* Directions
Counting only lines that contain "domain", how many are there in the records below? Give the figure alone.

[Interface dataset entries]
=== Begin Enclosure ===

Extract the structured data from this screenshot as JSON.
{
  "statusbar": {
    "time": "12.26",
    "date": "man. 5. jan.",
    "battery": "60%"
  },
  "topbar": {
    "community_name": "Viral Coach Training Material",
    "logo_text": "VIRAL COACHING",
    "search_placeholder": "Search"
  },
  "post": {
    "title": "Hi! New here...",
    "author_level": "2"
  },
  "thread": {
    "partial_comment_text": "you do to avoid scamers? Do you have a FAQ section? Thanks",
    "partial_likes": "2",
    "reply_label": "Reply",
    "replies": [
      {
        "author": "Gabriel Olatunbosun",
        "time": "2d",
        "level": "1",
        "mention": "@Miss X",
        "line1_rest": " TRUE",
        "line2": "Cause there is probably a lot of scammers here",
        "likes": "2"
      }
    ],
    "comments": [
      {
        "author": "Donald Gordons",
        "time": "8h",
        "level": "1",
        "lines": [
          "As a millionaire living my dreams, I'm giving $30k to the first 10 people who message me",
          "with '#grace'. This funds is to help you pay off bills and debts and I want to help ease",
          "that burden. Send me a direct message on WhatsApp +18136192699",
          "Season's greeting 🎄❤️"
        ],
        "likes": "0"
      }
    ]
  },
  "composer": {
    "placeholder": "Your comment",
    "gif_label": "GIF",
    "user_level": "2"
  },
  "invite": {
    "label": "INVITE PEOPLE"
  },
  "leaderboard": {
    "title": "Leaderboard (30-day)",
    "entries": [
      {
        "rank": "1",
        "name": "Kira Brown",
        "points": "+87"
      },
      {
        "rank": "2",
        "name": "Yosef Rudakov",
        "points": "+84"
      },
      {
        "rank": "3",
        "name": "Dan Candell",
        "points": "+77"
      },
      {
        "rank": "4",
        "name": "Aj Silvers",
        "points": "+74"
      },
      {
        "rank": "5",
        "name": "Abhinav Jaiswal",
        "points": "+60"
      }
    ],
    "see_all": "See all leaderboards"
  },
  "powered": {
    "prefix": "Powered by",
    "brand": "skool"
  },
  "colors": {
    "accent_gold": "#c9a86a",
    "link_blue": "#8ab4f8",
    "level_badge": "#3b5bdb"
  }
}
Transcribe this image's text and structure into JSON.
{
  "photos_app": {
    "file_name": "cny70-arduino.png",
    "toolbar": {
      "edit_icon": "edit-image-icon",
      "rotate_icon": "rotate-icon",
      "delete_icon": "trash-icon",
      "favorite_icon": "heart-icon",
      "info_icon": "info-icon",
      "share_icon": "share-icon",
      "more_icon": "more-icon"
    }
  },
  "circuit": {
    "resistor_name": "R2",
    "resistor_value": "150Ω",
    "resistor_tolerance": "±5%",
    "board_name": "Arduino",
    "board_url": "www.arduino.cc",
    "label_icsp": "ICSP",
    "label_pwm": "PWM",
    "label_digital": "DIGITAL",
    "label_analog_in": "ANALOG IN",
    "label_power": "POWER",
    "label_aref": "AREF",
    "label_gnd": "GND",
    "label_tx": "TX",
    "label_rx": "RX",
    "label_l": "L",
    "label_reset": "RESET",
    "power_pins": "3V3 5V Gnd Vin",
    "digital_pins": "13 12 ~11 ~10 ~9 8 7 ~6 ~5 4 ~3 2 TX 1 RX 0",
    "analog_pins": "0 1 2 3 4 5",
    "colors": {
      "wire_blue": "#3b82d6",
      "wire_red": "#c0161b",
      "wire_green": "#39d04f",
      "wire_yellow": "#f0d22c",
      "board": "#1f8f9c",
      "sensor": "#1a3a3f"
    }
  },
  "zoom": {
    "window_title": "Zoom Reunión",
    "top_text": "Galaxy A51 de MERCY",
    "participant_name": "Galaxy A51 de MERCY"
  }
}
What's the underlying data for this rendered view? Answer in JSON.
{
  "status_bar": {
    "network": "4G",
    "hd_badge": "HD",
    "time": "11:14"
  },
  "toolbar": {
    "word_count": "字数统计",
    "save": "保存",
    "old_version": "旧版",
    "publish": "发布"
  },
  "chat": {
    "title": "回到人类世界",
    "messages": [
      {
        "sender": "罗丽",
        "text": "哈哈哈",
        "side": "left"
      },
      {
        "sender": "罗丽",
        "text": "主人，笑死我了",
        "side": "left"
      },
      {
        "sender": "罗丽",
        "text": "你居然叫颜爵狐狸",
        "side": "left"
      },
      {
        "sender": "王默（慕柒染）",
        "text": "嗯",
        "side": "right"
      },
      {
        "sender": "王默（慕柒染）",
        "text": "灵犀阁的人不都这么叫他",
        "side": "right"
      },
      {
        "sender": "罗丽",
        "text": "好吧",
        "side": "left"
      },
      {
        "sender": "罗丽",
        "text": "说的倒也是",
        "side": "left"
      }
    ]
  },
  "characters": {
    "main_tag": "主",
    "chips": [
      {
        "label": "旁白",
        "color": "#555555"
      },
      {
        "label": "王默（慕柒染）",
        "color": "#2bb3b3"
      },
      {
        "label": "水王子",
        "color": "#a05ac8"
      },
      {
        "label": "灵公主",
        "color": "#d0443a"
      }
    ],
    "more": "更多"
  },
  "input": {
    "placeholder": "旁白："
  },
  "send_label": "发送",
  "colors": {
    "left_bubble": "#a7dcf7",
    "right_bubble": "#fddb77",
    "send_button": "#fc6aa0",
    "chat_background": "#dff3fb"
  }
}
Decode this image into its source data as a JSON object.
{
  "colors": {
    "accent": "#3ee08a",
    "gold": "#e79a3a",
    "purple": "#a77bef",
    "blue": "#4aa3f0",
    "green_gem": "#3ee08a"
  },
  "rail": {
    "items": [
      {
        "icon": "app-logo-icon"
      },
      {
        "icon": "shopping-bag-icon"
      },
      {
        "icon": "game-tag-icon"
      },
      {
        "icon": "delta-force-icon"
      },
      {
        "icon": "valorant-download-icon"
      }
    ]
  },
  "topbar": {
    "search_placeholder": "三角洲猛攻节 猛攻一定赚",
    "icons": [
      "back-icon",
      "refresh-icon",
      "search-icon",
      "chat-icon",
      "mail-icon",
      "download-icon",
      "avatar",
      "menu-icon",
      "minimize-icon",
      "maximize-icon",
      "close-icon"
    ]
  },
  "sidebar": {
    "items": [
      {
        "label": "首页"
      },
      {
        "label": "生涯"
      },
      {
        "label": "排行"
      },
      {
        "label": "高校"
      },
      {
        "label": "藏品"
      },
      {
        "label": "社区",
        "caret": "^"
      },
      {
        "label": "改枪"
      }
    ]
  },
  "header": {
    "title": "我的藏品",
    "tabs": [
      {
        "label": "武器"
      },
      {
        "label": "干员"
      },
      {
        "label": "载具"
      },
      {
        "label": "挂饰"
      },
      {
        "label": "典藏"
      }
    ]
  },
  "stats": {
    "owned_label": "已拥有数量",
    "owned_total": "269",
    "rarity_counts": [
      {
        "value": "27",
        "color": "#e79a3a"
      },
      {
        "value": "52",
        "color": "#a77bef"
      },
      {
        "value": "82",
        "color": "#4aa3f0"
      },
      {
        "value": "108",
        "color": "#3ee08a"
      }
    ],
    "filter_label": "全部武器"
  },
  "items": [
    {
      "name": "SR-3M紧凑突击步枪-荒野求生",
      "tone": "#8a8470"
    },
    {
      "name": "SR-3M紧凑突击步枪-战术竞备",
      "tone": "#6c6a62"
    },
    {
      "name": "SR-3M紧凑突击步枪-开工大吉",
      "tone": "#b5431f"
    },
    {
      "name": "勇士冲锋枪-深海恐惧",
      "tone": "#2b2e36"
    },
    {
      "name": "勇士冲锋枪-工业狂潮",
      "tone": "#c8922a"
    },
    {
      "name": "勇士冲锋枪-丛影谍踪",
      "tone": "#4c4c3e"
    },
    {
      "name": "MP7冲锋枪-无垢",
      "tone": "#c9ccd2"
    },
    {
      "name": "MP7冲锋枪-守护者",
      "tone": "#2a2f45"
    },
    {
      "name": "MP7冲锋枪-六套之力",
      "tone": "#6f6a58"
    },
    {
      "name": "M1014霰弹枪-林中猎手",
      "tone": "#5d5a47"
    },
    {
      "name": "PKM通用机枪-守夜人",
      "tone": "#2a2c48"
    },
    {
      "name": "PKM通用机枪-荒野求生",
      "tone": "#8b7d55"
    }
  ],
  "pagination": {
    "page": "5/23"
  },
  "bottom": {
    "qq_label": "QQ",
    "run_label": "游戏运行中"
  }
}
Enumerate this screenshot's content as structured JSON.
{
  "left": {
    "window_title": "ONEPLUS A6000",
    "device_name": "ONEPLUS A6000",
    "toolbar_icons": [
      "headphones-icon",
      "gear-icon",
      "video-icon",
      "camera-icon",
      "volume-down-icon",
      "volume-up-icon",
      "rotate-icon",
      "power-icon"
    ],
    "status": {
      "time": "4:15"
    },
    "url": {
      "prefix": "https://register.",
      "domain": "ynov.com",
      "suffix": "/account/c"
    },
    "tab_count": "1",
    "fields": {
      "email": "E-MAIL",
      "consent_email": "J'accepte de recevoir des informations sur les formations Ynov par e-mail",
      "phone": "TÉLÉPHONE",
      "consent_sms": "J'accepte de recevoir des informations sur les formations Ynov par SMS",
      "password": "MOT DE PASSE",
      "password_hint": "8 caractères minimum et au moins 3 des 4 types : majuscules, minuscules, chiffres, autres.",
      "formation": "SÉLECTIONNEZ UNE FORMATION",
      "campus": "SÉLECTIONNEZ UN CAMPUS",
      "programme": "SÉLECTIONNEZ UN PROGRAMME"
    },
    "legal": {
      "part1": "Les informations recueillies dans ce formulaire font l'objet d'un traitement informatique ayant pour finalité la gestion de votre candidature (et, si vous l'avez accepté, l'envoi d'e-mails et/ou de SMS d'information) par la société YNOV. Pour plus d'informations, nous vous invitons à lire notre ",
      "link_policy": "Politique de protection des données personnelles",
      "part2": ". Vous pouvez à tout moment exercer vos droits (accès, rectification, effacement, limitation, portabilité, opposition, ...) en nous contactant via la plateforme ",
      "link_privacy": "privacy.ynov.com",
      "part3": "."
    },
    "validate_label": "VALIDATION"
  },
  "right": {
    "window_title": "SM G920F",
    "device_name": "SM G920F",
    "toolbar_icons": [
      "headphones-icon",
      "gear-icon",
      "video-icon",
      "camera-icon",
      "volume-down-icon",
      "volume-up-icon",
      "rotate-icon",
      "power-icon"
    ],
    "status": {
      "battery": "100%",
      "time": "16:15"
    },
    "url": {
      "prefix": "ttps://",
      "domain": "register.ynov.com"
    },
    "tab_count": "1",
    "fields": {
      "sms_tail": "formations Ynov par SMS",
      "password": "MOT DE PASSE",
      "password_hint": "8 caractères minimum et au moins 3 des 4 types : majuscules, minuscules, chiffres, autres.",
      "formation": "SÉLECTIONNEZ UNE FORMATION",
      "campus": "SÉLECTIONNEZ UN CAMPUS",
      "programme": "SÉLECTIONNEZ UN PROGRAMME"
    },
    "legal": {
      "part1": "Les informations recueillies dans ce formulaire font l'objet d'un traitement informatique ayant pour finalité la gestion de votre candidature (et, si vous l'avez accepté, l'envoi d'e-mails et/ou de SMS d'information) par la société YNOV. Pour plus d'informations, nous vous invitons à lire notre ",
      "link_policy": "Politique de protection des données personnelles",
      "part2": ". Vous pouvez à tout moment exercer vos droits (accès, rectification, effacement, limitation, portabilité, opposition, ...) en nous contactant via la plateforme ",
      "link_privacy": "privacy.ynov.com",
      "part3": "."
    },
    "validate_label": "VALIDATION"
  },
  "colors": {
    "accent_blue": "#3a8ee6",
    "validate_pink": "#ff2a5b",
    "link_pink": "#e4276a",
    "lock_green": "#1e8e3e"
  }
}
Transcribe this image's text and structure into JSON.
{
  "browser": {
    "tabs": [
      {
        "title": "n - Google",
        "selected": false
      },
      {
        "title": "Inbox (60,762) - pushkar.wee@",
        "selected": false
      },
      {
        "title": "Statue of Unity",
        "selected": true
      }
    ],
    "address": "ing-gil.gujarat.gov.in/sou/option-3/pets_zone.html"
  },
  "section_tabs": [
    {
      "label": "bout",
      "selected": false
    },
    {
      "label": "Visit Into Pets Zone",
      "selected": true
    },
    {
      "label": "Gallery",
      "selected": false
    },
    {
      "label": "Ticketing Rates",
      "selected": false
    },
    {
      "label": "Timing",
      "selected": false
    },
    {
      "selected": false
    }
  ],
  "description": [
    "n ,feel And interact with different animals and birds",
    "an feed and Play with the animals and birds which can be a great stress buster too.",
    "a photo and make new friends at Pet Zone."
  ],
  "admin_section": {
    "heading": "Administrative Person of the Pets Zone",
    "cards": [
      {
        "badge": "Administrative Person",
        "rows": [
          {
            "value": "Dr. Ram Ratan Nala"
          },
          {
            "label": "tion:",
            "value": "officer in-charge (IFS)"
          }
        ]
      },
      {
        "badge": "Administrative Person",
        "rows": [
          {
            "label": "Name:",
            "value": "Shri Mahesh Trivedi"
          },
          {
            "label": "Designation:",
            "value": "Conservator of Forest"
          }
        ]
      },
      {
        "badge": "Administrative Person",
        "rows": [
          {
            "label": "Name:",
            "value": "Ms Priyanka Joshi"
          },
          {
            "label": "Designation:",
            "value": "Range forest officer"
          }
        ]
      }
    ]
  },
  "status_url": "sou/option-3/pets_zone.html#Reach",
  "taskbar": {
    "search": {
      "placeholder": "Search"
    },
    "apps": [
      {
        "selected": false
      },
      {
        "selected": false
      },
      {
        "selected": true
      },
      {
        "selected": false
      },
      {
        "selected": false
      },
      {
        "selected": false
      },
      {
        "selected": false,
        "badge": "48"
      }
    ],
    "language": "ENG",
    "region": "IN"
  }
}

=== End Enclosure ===

* Exercise output
2